[Required work]:
Copies of all lines containing the string "subtitle" are needed from the data below.

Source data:
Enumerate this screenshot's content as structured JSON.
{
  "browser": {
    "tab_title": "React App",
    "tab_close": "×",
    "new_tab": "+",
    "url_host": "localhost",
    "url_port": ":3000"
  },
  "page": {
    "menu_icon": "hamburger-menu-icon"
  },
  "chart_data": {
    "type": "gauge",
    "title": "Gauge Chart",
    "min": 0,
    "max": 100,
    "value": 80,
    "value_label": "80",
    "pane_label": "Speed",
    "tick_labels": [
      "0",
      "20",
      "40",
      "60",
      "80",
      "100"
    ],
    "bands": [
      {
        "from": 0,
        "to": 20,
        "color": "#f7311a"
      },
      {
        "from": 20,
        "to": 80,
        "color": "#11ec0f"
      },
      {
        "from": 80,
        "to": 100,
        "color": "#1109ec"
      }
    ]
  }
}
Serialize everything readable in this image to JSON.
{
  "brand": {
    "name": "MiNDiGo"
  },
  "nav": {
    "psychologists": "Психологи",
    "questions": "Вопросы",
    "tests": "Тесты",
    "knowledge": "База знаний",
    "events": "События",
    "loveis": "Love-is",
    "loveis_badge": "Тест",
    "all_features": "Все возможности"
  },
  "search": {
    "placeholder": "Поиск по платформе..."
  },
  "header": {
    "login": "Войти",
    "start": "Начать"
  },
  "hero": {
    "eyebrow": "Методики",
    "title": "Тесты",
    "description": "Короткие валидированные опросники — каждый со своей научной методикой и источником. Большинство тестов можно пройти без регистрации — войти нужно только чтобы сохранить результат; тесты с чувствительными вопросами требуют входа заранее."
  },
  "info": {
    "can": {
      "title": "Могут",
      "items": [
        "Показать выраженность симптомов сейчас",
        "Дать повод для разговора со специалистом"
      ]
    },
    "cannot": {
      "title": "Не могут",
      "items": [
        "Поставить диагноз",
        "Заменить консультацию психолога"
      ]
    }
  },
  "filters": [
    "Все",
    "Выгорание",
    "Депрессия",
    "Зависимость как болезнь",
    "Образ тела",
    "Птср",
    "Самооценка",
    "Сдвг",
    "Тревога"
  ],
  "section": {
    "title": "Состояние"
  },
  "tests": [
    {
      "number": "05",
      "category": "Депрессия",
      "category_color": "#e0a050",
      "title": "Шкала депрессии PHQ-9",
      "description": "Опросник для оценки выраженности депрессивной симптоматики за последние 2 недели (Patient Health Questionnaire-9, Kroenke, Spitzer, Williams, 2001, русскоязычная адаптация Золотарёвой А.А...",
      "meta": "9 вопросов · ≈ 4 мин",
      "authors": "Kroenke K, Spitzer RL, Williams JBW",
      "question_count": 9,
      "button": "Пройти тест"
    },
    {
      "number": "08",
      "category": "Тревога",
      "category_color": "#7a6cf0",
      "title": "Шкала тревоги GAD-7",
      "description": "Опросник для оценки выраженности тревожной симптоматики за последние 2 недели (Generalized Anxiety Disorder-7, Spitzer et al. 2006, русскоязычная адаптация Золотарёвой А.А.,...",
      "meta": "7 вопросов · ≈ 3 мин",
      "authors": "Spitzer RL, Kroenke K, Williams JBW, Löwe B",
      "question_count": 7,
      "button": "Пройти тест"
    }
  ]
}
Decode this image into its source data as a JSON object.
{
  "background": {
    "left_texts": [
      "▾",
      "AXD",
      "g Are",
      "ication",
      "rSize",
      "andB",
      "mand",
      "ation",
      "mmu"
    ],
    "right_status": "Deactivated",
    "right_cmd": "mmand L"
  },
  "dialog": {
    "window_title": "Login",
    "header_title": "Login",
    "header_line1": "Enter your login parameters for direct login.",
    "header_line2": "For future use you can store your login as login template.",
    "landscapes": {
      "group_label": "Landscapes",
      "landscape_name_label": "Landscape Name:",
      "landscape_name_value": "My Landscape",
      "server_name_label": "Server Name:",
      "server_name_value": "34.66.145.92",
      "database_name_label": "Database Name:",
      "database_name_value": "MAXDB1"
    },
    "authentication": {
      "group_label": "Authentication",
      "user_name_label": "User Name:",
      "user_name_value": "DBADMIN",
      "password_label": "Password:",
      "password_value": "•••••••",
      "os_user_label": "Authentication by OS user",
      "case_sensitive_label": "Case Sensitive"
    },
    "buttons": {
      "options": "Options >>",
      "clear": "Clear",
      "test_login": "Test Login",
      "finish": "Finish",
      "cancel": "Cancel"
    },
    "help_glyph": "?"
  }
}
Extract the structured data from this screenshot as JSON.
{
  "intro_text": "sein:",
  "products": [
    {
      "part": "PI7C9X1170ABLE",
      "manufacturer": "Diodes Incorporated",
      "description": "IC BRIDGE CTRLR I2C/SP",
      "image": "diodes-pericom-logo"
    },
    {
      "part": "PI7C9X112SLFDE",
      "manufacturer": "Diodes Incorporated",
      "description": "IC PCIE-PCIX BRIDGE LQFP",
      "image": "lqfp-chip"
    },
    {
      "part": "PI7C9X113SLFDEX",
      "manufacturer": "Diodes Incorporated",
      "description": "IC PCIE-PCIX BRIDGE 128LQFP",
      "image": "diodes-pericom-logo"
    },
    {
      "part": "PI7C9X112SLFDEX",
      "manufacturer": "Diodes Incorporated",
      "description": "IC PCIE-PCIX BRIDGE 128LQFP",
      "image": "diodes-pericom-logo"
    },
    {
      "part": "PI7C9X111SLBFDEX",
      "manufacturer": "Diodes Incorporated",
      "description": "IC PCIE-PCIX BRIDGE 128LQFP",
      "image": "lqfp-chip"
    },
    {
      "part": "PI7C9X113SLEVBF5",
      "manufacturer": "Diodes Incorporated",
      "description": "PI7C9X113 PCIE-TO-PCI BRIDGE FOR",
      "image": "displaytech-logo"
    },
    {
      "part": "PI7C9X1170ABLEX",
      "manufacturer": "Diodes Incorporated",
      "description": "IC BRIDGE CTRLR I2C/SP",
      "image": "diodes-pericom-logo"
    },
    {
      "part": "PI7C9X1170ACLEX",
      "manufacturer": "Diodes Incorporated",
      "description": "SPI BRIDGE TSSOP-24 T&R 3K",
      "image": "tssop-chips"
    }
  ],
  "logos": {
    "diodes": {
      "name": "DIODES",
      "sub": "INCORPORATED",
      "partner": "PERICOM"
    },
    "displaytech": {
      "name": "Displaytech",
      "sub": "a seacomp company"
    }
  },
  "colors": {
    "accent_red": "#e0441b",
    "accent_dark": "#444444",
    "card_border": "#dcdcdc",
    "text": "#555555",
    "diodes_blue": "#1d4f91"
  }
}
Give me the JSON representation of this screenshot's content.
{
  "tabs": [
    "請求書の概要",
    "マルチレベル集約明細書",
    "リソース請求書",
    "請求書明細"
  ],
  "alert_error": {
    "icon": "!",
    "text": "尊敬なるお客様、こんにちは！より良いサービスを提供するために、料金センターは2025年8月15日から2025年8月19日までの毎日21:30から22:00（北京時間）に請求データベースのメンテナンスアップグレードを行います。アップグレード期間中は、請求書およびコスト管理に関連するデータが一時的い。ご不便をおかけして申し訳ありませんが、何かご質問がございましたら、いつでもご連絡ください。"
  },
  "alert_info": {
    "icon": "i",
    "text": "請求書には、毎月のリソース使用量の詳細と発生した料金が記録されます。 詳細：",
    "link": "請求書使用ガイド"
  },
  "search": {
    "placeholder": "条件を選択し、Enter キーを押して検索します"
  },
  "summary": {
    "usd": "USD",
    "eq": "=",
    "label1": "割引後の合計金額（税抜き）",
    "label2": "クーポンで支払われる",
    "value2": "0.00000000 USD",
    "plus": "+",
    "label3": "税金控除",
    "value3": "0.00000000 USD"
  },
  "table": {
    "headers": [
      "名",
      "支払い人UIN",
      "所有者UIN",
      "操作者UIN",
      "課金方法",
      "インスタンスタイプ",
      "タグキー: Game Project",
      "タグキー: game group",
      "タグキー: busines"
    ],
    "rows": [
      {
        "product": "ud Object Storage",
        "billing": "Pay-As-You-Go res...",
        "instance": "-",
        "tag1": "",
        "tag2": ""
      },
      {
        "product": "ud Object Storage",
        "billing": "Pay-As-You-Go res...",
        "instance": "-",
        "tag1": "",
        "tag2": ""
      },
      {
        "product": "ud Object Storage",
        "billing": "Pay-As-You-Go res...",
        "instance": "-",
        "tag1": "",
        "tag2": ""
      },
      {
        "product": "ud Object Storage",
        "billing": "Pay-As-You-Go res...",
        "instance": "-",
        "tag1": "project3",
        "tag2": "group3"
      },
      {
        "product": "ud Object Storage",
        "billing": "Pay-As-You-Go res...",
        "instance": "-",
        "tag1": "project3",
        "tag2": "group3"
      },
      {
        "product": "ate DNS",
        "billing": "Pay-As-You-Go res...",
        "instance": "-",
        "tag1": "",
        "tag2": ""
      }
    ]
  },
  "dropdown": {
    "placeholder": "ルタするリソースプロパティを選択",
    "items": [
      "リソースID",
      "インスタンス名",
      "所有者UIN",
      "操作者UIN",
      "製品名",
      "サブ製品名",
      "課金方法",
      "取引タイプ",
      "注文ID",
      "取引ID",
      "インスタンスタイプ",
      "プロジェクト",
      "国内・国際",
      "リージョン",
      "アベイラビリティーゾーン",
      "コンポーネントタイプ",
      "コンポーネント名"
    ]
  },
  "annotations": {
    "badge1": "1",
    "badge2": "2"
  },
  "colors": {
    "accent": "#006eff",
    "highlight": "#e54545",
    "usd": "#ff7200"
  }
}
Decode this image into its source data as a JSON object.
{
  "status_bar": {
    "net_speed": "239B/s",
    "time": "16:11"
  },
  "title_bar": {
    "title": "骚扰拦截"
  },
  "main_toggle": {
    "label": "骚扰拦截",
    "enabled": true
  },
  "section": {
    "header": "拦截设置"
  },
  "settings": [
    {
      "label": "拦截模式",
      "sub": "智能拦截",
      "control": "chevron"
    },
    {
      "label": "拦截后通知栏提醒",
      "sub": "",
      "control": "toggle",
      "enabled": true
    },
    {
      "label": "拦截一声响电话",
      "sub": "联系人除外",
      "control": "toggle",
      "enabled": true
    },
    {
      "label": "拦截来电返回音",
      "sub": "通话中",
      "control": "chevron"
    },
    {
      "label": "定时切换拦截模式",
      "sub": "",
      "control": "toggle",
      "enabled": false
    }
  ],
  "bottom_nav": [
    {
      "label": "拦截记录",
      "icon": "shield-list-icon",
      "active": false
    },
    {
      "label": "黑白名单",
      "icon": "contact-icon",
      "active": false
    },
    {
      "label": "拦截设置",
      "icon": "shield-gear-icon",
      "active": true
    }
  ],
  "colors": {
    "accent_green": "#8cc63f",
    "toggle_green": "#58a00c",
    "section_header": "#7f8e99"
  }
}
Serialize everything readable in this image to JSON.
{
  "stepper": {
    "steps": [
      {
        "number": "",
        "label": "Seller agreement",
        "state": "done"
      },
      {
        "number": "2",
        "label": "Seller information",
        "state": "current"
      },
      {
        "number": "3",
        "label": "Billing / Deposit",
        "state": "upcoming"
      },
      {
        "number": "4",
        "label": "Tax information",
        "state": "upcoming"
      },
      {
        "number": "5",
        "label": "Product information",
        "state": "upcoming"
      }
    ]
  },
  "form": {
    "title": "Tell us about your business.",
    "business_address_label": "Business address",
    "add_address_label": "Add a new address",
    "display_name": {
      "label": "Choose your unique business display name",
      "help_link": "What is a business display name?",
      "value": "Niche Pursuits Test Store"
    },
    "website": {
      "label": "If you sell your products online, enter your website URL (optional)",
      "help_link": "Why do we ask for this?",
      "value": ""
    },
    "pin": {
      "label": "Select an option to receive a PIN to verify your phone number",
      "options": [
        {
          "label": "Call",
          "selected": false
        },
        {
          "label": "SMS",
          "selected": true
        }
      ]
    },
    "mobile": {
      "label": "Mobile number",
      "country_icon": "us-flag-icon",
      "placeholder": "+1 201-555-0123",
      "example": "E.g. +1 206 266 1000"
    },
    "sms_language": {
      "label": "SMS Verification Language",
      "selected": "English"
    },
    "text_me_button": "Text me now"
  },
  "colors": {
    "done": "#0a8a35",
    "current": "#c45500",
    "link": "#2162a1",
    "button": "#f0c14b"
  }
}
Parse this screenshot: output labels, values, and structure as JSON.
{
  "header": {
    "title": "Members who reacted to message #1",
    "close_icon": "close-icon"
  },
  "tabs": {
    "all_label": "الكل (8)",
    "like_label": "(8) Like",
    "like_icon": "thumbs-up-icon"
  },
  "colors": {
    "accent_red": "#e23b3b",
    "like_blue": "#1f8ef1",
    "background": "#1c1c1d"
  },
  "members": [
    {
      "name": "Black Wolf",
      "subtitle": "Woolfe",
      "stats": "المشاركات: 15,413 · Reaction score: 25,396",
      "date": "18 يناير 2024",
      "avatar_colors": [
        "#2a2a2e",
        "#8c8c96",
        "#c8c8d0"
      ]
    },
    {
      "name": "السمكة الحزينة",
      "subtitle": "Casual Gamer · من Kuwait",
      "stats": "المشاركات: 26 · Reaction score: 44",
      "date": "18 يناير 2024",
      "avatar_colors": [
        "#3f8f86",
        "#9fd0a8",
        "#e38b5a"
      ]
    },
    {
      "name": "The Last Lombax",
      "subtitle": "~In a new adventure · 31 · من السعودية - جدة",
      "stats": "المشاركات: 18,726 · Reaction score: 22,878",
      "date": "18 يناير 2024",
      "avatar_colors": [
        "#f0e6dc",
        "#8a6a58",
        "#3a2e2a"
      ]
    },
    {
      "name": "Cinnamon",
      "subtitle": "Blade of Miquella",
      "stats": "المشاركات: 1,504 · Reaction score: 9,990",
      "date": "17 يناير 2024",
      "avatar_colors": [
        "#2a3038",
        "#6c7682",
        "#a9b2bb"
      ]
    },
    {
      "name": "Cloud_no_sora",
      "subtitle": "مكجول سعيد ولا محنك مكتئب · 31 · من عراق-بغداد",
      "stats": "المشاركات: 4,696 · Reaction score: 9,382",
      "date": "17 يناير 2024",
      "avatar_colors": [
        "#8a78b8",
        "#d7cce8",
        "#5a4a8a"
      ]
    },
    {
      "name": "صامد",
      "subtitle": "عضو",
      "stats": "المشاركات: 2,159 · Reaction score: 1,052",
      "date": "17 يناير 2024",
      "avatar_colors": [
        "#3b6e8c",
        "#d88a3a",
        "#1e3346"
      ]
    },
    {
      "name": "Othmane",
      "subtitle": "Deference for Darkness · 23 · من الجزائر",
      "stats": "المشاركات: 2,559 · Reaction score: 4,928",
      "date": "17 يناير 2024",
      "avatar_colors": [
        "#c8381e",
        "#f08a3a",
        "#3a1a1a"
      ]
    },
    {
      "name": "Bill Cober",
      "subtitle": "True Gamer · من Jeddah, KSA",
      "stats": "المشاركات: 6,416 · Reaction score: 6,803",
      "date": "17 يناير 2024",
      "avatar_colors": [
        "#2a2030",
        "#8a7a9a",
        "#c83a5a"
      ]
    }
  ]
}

[Solution for this exercise]:
      "subtitle": "Woolfe",
      "subtitle": "Casual Gamer · من Kuwait",
      "subtitle": "~In a new adventure · 31 · من السعودية - جدة",
      "subtitle": "Blade of Miquella",
      "subtitle": "مكجول سعيد ولا محنك مكتئب · 31 · من عراق-بغداد",
      "subtitle": "عضو",
      "subtitle": "Deference for Darkness · 23 · من الجزائر",
      "subtitle": "True Gamer · من Jeddah, KSA",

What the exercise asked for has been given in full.